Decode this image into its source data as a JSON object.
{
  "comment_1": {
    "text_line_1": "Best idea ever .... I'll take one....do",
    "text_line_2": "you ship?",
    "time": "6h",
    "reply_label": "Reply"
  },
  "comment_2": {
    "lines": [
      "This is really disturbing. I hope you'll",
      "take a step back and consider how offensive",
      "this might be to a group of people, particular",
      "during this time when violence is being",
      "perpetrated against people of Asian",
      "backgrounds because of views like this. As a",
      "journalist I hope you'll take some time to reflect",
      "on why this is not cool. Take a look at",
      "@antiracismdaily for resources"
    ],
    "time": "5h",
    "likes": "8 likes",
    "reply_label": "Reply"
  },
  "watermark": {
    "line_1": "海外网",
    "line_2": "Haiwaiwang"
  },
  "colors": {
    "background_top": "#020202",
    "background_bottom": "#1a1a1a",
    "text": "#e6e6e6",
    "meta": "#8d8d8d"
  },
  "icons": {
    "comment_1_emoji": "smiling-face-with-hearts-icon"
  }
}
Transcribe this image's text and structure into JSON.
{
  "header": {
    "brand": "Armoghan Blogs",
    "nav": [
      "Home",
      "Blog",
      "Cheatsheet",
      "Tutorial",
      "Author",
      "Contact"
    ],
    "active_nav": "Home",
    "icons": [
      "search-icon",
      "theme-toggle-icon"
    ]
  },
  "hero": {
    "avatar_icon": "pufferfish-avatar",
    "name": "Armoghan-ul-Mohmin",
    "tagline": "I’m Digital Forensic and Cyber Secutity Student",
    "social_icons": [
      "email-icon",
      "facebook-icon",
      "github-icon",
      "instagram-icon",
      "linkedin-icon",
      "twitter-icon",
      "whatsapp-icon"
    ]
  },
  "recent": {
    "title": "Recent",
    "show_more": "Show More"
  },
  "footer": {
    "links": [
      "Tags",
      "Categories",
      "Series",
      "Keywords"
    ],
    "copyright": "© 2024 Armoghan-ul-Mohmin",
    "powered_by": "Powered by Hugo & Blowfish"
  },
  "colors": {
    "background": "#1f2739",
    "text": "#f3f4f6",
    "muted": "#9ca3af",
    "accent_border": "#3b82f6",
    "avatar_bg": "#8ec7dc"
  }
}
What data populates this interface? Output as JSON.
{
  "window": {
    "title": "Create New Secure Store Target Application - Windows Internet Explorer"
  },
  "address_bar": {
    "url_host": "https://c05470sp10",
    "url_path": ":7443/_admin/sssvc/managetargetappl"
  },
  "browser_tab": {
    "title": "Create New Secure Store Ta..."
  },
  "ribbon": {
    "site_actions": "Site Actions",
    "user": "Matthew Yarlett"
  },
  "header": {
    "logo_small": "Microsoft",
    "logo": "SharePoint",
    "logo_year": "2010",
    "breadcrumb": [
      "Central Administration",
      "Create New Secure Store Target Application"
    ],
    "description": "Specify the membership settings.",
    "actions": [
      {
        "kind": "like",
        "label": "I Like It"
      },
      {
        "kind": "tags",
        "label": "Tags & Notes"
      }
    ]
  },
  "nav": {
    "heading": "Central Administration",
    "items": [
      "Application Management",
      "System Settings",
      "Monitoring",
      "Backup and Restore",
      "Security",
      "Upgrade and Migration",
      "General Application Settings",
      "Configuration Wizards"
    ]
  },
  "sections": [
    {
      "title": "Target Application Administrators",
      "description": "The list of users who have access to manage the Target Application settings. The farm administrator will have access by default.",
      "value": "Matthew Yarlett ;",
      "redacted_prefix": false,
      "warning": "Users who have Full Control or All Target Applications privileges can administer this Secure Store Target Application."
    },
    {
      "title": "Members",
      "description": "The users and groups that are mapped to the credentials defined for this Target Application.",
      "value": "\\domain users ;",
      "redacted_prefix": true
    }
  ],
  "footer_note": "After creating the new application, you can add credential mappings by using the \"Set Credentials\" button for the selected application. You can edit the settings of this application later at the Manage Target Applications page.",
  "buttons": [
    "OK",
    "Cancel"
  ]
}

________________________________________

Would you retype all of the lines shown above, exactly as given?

Decode this image into its source data as a JSON object.
{
  "comment_1": {
    "text_line_1": "Best idea ever .... I'll take one....do",
    "text_line_2": "you ship?",
    "time": "6h",
    "reply_label": "Reply"
  },
  "comment_2": {
    "lines": [
      "This is really disturbing. I hope you'll",
      "take a step back and consider how offensive",
      "this might be to a group of people, particular",
      "during this time when violence is being",
      "perpetrated against people of Asian",
      "backgrounds because of views like this. As a",
      "journalist I hope you'll take some time to reflect",
      "on why this is not cool. Take a look at",
      "@antiracismdaily for resources"
    ],
    "time": "5h",
    "likes": "8 likes",
    "reply_label": "Reply"
  },
  "watermark": {
    "line_1": "海外网",
    "line_2": "Haiwaiwang"
  },
  "colors": {
    "background_top": "#020202",
    "background_bottom": "#1a1a1a",
    "text": "#e6e6e6",
    "meta": "#8d8d8d"
  },
  "icons": {
    "comment_1_emoji": "smiling-face-with-hearts-icon"
  }
}
Transcribe this image's text and structure into JSON.
{
  "header": {
    "brand": "Armoghan Blogs",
    "nav": [
      "Home",
      "Blog",
      "Cheatsheet",
      "Tutorial",
      "Author",
      "Contact"
    ],
    "active_nav": "Home",
    "icons": [
      "search-icon",
      "theme-toggle-icon"
    ]
  },
  "hero": {
    "avatar_icon": "pufferfish-avatar",
    "name": "Armoghan-ul-Mohmin",
    "tagline": "I’m Digital Forensic and Cyber Secutity Student",
    "social_icons": [
      "email-icon",
      "facebook-icon",
      "github-icon",
      "instagram-icon",
      "linkedin-icon",
      "twitter-icon",
      "whatsapp-icon"
    ]
  },
  "recent": {
    "title": "Recent",
    "show_more": "Show More"
  },
  "footer": {
    "links": [
      "Tags",
      "Categories",
      "Series",
      "Keywords"
    ],
    "copyright": "© 2024 Armoghan-ul-Mohmin",
    "powered_by": "Powered by Hugo & Blowfish"
  },
  "colors": {
    "background": "#1f2739",
    "text": "#f3f4f6",
    "muted": "#9ca3af",
    "accent_border": "#3b82f6",
    "avatar_bg": "#8ec7dc"
  }
}
What data populates this interface? Output as JSON.
{
  "window": {
    "title": "Create New Secure Store Target Application - Windows Internet Explorer"
  },
  "address_bar": {
    "url_host": "https://c05470sp10",
    "url_path": ":7443/_admin/sssvc/managetargetappl"
  },
  "browser_tab": {
    "title": "Create New Secure Store Ta..."
  },
  "ribbon": {
    "site_actions": "Site Actions",
    "user": "Matthew Yarlett"
  },
  "header": {
    "logo_small": "Microsoft",
    "logo": "SharePoint",
    "logo_year": "2010",
    "breadcrumb": [
      "Central Administration",
      "Create New Secure Store Target Application"
    ],
    "description": "Specify the membership settings.",
    "actions": [
      {
        "kind": "like",
        "label": "I Like It"
      },
      {
        "kind": "tags",
        "label": "Tags & Notes"
      }
    ]
  },
  "nav": {
    "heading": "Central Administration",
    "items": [
      "Application Management",
      "System Settings",
      "Monitoring",
      "Backup and Restore",
      "Security",
      "Upgrade and Migration",
      "General Application Settings",
      "Configuration Wizards"
    ]
  },
  "sections": [
    {
      "title": "Target Application Administrators",
      "description": "The list of users who have access to manage the Target Application settings. The farm administrator will have access by default.",
      "value": "Matthew Yarlett ;",
      "redacted_prefix": false,
      "warning": "Users who have Full Control or All Target Applications privileges can administer this Secure Store Target Application."
    },
    {
      "title": "Members",
      "description": "The users and groups that are mapped to the credentials defined for this Target Application.",
      "value": "\\domain users ;",
      "redacted_prefix": true
    }
  ],
  "footer_note": "After creating the new application, you can add credential mappings by using the \"Set Credentials\" button for the selected application. You can edit the settings of this application later at the Manage Target Applications page.",
  "buttons": [
    "OK",
    "Cancel"
  ]
}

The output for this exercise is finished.